Page and application data records:
--- START ---
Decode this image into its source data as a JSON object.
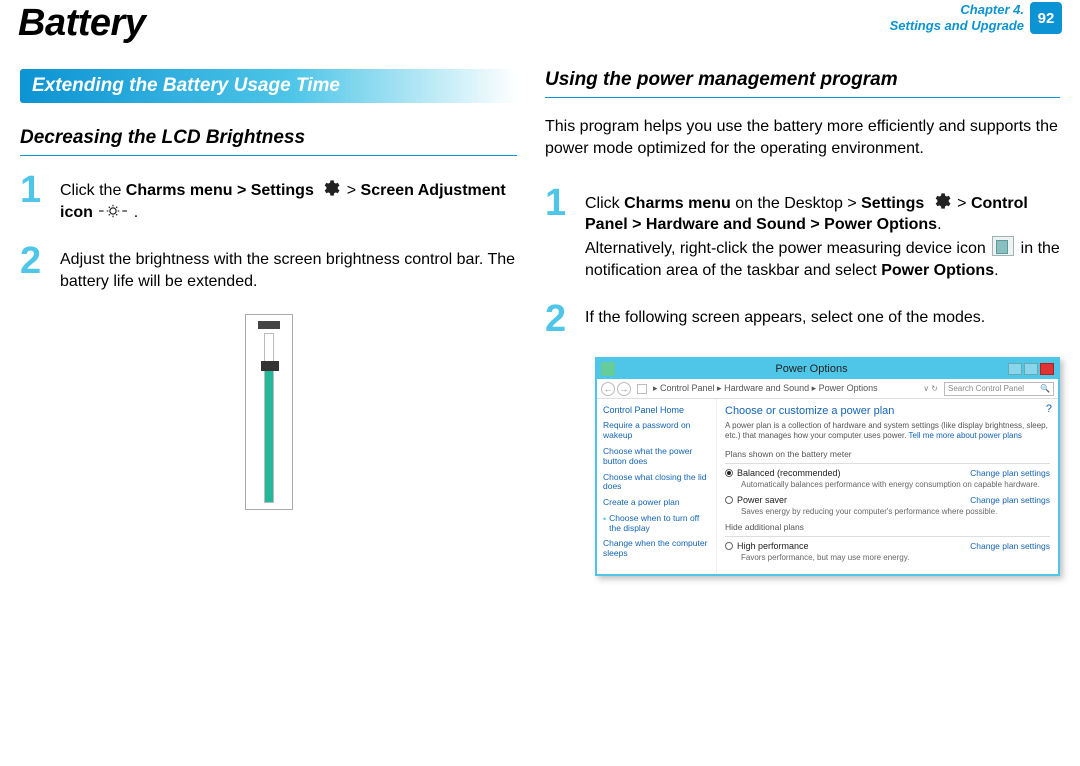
{
  "header": {
    "title": "Battery",
    "chapter_line1": "Chapter 4.",
    "chapter_line2": "Settings and Upgrade",
    "page_number": "92"
  },
  "left": {
    "section_bar": "Extending the Battery Usage Time",
    "subheading": "Decreasing the LCD Brightness",
    "step1": {
      "num": "1",
      "pre": "Click the ",
      "bold1": "Charms menu > Settings",
      "mid": " > ",
      "bold2": "Screen Adjustment icon",
      "post": " ."
    },
    "step2": {
      "num": "2",
      "text": "Adjust the brightness with the screen brightness control bar. The battery life will be extended."
    }
  },
  "right": {
    "subheading": "Using the power management program",
    "intro": "This program helps you use the battery more efficiently and supports the power mode optimized for the operating environment.",
    "step1": {
      "num": "1",
      "l1a": "Click ",
      "l1b": "Charms menu",
      "l1c": " on the Desktop > ",
      "l1d": "Settings",
      "l1e": " > ",
      "l2": "Control Panel > Hardware and Sound > Power Options",
      "l3a": "Alternatively, right-click the power measuring device icon ",
      "l3b": " in the notification area of the taskbar and select ",
      "l3c": "Power Options",
      "l3d": "."
    },
    "step2": {
      "num": "2",
      "text": "If the following screen appears, select one of the modes."
    }
  },
  "po": {
    "title": "Power Options",
    "crumb": "▸ Control Panel ▸ Hardware and Sound ▸ Power Options",
    "search": "Search Control Panel",
    "side_title": "Control Panel Home",
    "side_items": [
      "Require a password on wakeup",
      "Choose what the power button does",
      "Choose what closing the lid does",
      "Create a power plan",
      "Choose when to turn off the display",
      "Change when the computer sleeps"
    ],
    "main_title": "Choose or customize a power plan",
    "main_desc_a": "A power plan is a collection of hardware and system settings (like display brightness, sleep, etc.) that manages how your computer uses power. ",
    "main_desc_link": "Tell me more about power plans",
    "plans_label": "Plans shown on the battery meter",
    "plan1_name": "Balanced (recommended)",
    "plan1_desc": "Automatically balances performance with energy consumption on capable hardware.",
    "plan2_name": "Power saver",
    "plan2_desc": "Saves energy by reducing your computer's performance where possible.",
    "hide_label": "Hide additional plans",
    "plan3_name": "High performance",
    "plan3_desc": "Favors performance, but may use more energy.",
    "change_link": "Change plan settings"
  }
}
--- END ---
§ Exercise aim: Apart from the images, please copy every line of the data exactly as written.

§ Exercise response:
Decode this image into its source data as a JSON object.
{
  "header": {
    "title": "Battery",
    "chapter_line1": "Chapter 4.",
    "chapter_line2": "Settings and Upgrade",
    "page_number": "92"
  },
  "left": {
    "section_bar": "Extending the Battery Usage Time",
    "subheading": "Decreasing the LCD Brightness",
    "step1": {
      "num": "1",
      "pre": "Click the ",
      "bold1": "Charms menu > Settings",
      "mid": " > ",
      "bold2": "Screen Adjustment icon",
      "post": " ."
    },
    "step2": {
      "num": "2",
      "text": "Adjust the brightness with the screen brightness control bar. The battery life will be extended."
    }
  },
  "right": {
    "subheading": "Using the power management program",
    "intro": "This program helps you use the battery more efficiently and supports the power mode optimized for the operating environment.",
    "step1": {
      "num": "1",
      "l1a": "Click ",
      "l1b": "Charms menu",
      "l1c": " on the Desktop > ",
      "l1d": "Settings",
      "l1e": " > ",
      "l2": "Control Panel > Hardware and Sound > Power Options",
      "l3a": "Alternatively, right-click the power measuring device icon ",
      "l3b": " in the notification area of the taskbar and select ",
      "l3c": "Power Options",
      "l3d": "."
    },
    "step2": {
      "num": "2",
      "text": "If the following screen appears, select one of the modes."
    }
  },
  "po": {
    "title": "Power Options",
    "crumb": "▸ Control Panel ▸ Hardware and Sound ▸ Power Options",
    "search": "Search Control Panel",
    "side_title": "Control Panel Home",
    "side_items": [
      "Require a password on wakeup",
      "Choose what the power button does",
      "Choose what closing the lid does",
      "Create a power plan",
      "Choose when to turn off the display",
      "Change when the computer sleeps"
    ],
    "main_title": "Choose or customize a power plan",
    "main_desc_a": "A power plan is a collection of hardware and system settings (like display brightness, sleep, etc.) that manages how your computer uses power. ",
    "main_desc_link": "Tell me more about power plans",
    "plans_label": "Plans shown on the battery meter",
    "plan1_name": "Balanced (recommended)",
    "plan1_desc": "Automatically balances performance with energy consumption on capable hardware.",
    "plan2_name": "Power saver",
    "plan2_desc": "Saves energy by reducing your computer's performance where possible.",
    "hide_label": "Hide additional plans",
    "plan3_name": "High performance",
    "plan3_desc": "Favors performance, but may use more energy.",
    "change_link": "Change plan settings"
  }
}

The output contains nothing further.